Exercise objective ▸ In the records below, print each line exactly and leave every image out.

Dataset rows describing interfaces

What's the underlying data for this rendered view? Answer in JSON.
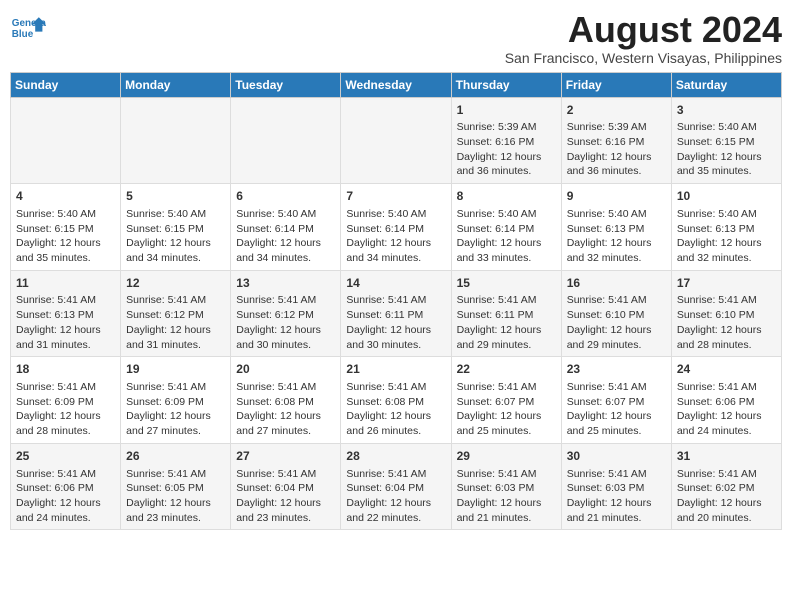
{
  "header": {
    "logo_line1": "General",
    "logo_line2": "Blue",
    "month_year": "August 2024",
    "location": "San Francisco, Western Visayas, Philippines"
  },
  "days_of_week": [
    "Sunday",
    "Monday",
    "Tuesday",
    "Wednesday",
    "Thursday",
    "Friday",
    "Saturday"
  ],
  "weeks": [
    [
      {
        "day": "",
        "content": ""
      },
      {
        "day": "",
        "content": ""
      },
      {
        "day": "",
        "content": ""
      },
      {
        "day": "",
        "content": ""
      },
      {
        "day": "1",
        "content": "Sunrise: 5:39 AM\nSunset: 6:16 PM\nDaylight: 12 hours\nand 36 minutes."
      },
      {
        "day": "2",
        "content": "Sunrise: 5:39 AM\nSunset: 6:16 PM\nDaylight: 12 hours\nand 36 minutes."
      },
      {
        "day": "3",
        "content": "Sunrise: 5:40 AM\nSunset: 6:15 PM\nDaylight: 12 hours\nand 35 minutes."
      }
    ],
    [
      {
        "day": "4",
        "content": "Sunrise: 5:40 AM\nSunset: 6:15 PM\nDaylight: 12 hours\nand 35 minutes."
      },
      {
        "day": "5",
        "content": "Sunrise: 5:40 AM\nSunset: 6:15 PM\nDaylight: 12 hours\nand 34 minutes."
      },
      {
        "day": "6",
        "content": "Sunrise: 5:40 AM\nSunset: 6:14 PM\nDaylight: 12 hours\nand 34 minutes."
      },
      {
        "day": "7",
        "content": "Sunrise: 5:40 AM\nSunset: 6:14 PM\nDaylight: 12 hours\nand 34 minutes."
      },
      {
        "day": "8",
        "content": "Sunrise: 5:40 AM\nSunset: 6:14 PM\nDaylight: 12 hours\nand 33 minutes."
      },
      {
        "day": "9",
        "content": "Sunrise: 5:40 AM\nSunset: 6:13 PM\nDaylight: 12 hours\nand 32 minutes."
      },
      {
        "day": "10",
        "content": "Sunrise: 5:40 AM\nSunset: 6:13 PM\nDaylight: 12 hours\nand 32 minutes."
      }
    ],
    [
      {
        "day": "11",
        "content": "Sunrise: 5:41 AM\nSunset: 6:13 PM\nDaylight: 12 hours\nand 31 minutes."
      },
      {
        "day": "12",
        "content": "Sunrise: 5:41 AM\nSunset: 6:12 PM\nDaylight: 12 hours\nand 31 minutes."
      },
      {
        "day": "13",
        "content": "Sunrise: 5:41 AM\nSunset: 6:12 PM\nDaylight: 12 hours\nand 30 minutes."
      },
      {
        "day": "14",
        "content": "Sunrise: 5:41 AM\nSunset: 6:11 PM\nDaylight: 12 hours\nand 30 minutes."
      },
      {
        "day": "15",
        "content": "Sunrise: 5:41 AM\nSunset: 6:11 PM\nDaylight: 12 hours\nand 29 minutes."
      },
      {
        "day": "16",
        "content": "Sunrise: 5:41 AM\nSunset: 6:10 PM\nDaylight: 12 hours\nand 29 minutes."
      },
      {
        "day": "17",
        "content": "Sunrise: 5:41 AM\nSunset: 6:10 PM\nDaylight: 12 hours\nand 28 minutes."
      }
    ],
    [
      {
        "day": "18",
        "content": "Sunrise: 5:41 AM\nSunset: 6:09 PM\nDaylight: 12 hours\nand 28 minutes."
      },
      {
        "day": "19",
        "content": "Sunrise: 5:41 AM\nSunset: 6:09 PM\nDaylight: 12 hours\nand 27 minutes."
      },
      {
        "day": "20",
        "content": "Sunrise: 5:41 AM\nSunset: 6:08 PM\nDaylight: 12 hours\nand 27 minutes."
      },
      {
        "day": "21",
        "content": "Sunrise: 5:41 AM\nSunset: 6:08 PM\nDaylight: 12 hours\nand 26 minutes."
      },
      {
        "day": "22",
        "content": "Sunrise: 5:41 AM\nSunset: 6:07 PM\nDaylight: 12 hours\nand 25 minutes."
      },
      {
        "day": "23",
        "content": "Sunrise: 5:41 AM\nSunset: 6:07 PM\nDaylight: 12 hours\nand 25 minutes."
      },
      {
        "day": "24",
        "content": "Sunrise: 5:41 AM\nSunset: 6:06 PM\nDaylight: 12 hours\nand 24 minutes."
      }
    ],
    [
      {
        "day": "25",
        "content": "Sunrise: 5:41 AM\nSunset: 6:06 PM\nDaylight: 12 hours\nand 24 minutes."
      },
      {
        "day": "26",
        "content": "Sunrise: 5:41 AM\nSunset: 6:05 PM\nDaylight: 12 hours\nand 23 minutes."
      },
      {
        "day": "27",
        "content": "Sunrise: 5:41 AM\nSunset: 6:04 PM\nDaylight: 12 hours\nand 23 minutes."
      },
      {
        "day": "28",
        "content": "Sunrise: 5:41 AM\nSunset: 6:04 PM\nDaylight: 12 hours\nand 22 minutes."
      },
      {
        "day": "29",
        "content": "Sunrise: 5:41 AM\nSunset: 6:03 PM\nDaylight: 12 hours\nand 21 minutes."
      },
      {
        "day": "30",
        "content": "Sunrise: 5:41 AM\nSunset: 6:03 PM\nDaylight: 12 hours\nand 21 minutes."
      },
      {
        "day": "31",
        "content": "Sunrise: 5:41 AM\nSunset: 6:02 PM\nDaylight: 12 hours\nand 20 minutes."
      }
    ]
  ]
}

Answer to this task ▸
What's the underlying data for this rendered view? Answer in JSON.
{
  "header": {
    "logo_line1": "General",
    "logo_line2": "Blue",
    "month_year": "August 2024",
    "location": "San Francisco, Western Visayas, Philippines"
  },
  "days_of_week": [
    "Sunday",
    "Monday",
    "Tuesday",
    "Wednesday",
    "Thursday",
    "Friday",
    "Saturday"
  ],
  "weeks": [
    [
      {
        "day": "",
        "content": ""
      },
      {
        "day": "",
        "content": ""
      },
      {
        "day": "",
        "content": ""
      },
      {
        "day": "",
        "content": ""
      },
      {
        "day": "1",
        "content": "Sunrise: 5:39 AM\nSunset: 6:16 PM\nDaylight: 12 hours\nand 36 minutes."
      },
      {
        "day": "2",
        "content": "Sunrise: 5:39 AM\nSunset: 6:16 PM\nDaylight: 12 hours\nand 36 minutes."
      },
      {
        "day": "3",
        "content": "Sunrise: 5:40 AM\nSunset: 6:15 PM\nDaylight: 12 hours\nand 35 minutes."
      }
    ],
    [
      {
        "day": "4",
        "content": "Sunrise: 5:40 AM\nSunset: 6:15 PM\nDaylight: 12 hours\nand 35 minutes."
      },
      {
        "day": "5",
        "content": "Sunrise: 5:40 AM\nSunset: 6:15 PM\nDaylight: 12 hours\nand 34 minutes."
      },
      {
        "day": "6",
        "content": "Sunrise: 5:40 AM\nSunset: 6:14 PM\nDaylight: 12 hours\nand 34 minutes."
      },
      {
        "day": "7",
        "content": "Sunrise: 5:40 AM\nSunset: 6:14 PM\nDaylight: 12 hours\nand 34 minutes."
      },
      {
        "day": "8",
        "content": "Sunrise: 5:40 AM\nSunset: 6:14 PM\nDaylight: 12 hours\nand 33 minutes."
      },
      {
        "day": "9",
        "content": "Sunrise: 5:40 AM\nSunset: 6:13 PM\nDaylight: 12 hours\nand 32 minutes."
      },
      {
        "day": "10",
        "content": "Sunrise: 5:40 AM\nSunset: 6:13 PM\nDaylight: 12 hours\nand 32 minutes."
      }
    ],
    [
      {
        "day": "11",
        "content": "Sunrise: 5:41 AM\nSunset: 6:13 PM\nDaylight: 12 hours\nand 31 minutes."
      },
      {
        "day": "12",
        "content": "Sunrise: 5:41 AM\nSunset: 6:12 PM\nDaylight: 12 hours\nand 31 minutes."
      },
      {
        "day": "13",
        "content": "Sunrise: 5:41 AM\nSunset: 6:12 PM\nDaylight: 12 hours\nand 30 minutes."
      },
      {
        "day": "14",
        "content": "Sunrise: 5:41 AM\nSunset: 6:11 PM\nDaylight: 12 hours\nand 30 minutes."
      },
      {
        "day": "15",
        "content": "Sunrise: 5:41 AM\nSunset: 6:11 PM\nDaylight: 12 hours\nand 29 minutes."
      },
      {
        "day": "16",
        "content": "Sunrise: 5:41 AM\nSunset: 6:10 PM\nDaylight: 12 hours\nand 29 minutes."
      },
      {
        "day": "17",
        "content": "Sunrise: 5:41 AM\nSunset: 6:10 PM\nDaylight: 12 hours\nand 28 minutes."
      }
    ],
    [
      {
        "day": "18",
        "content": "Sunrise: 5:41 AM\nSunset: 6:09 PM\nDaylight: 12 hours\nand 28 minutes."
      },
      {
        "day": "19",
        "content": "Sunrise: 5:41 AM\nSunset: 6:09 PM\nDaylight: 12 hours\nand 27 minutes."
      },
      {
        "day": "20",
        "content": "Sunrise: 5:41 AM\nSunset: 6:08 PM\nDaylight: 12 hours\nand 27 minutes."
      },
      {
        "day": "21",
        "content": "Sunrise: 5:41 AM\nSunset: 6:08 PM\nDaylight: 12 hours\nand 26 minutes."
      },
      {
        "day": "22",
        "content": "Sunrise: 5:41 AM\nSunset: 6:07 PM\nDaylight: 12 hours\nand 25 minutes."
      },
      {
        "day": "23",
        "content": "Sunrise: 5:41 AM\nSunset: 6:07 PM\nDaylight: 12 hours\nand 25 minutes."
      },
      {
        "day": "24",
        "content": "Sunrise: 5:41 AM\nSunset: 6:06 PM\nDaylight: 12 hours\nand 24 minutes."
      }
    ],
    [
      {
        "day": "25",
        "content": "Sunrise: 5:41 AM\nSunset: 6:06 PM\nDaylight: 12 hours\nand 24 minutes."
      },
      {
        "day": "26",
        "content": "Sunrise: 5:41 AM\nSunset: 6:05 PM\nDaylight: 12 hours\nand 23 minutes."
      },
      {
        "day": "27",
        "content": "Sunrise: 5:41 AM\nSunset: 6:04 PM\nDaylight: 12 hours\nand 23 minutes."
      },
      {
        "day": "28",
        "content": "Sunrise: 5:41 AM\nSunset: 6:04 PM\nDaylight: 12 hours\nand 22 minutes."
      },
      {
        "day": "29",
        "content": "Sunrise: 5:41 AM\nSunset: 6:03 PM\nDaylight: 12 hours\nand 21 minutes."
      },
      {
        "day": "30",
        "content": "Sunrise: 5:41 AM\nSunset: 6:03 PM\nDaylight: 12 hours\nand 21 minutes."
      },
      {
        "day": "31",
        "content": "Sunrise: 5:41 AM\nSunset: 6:02 PM\nDaylight: 12 hours\nand 20 minutes."
      }
    ]
  ]
}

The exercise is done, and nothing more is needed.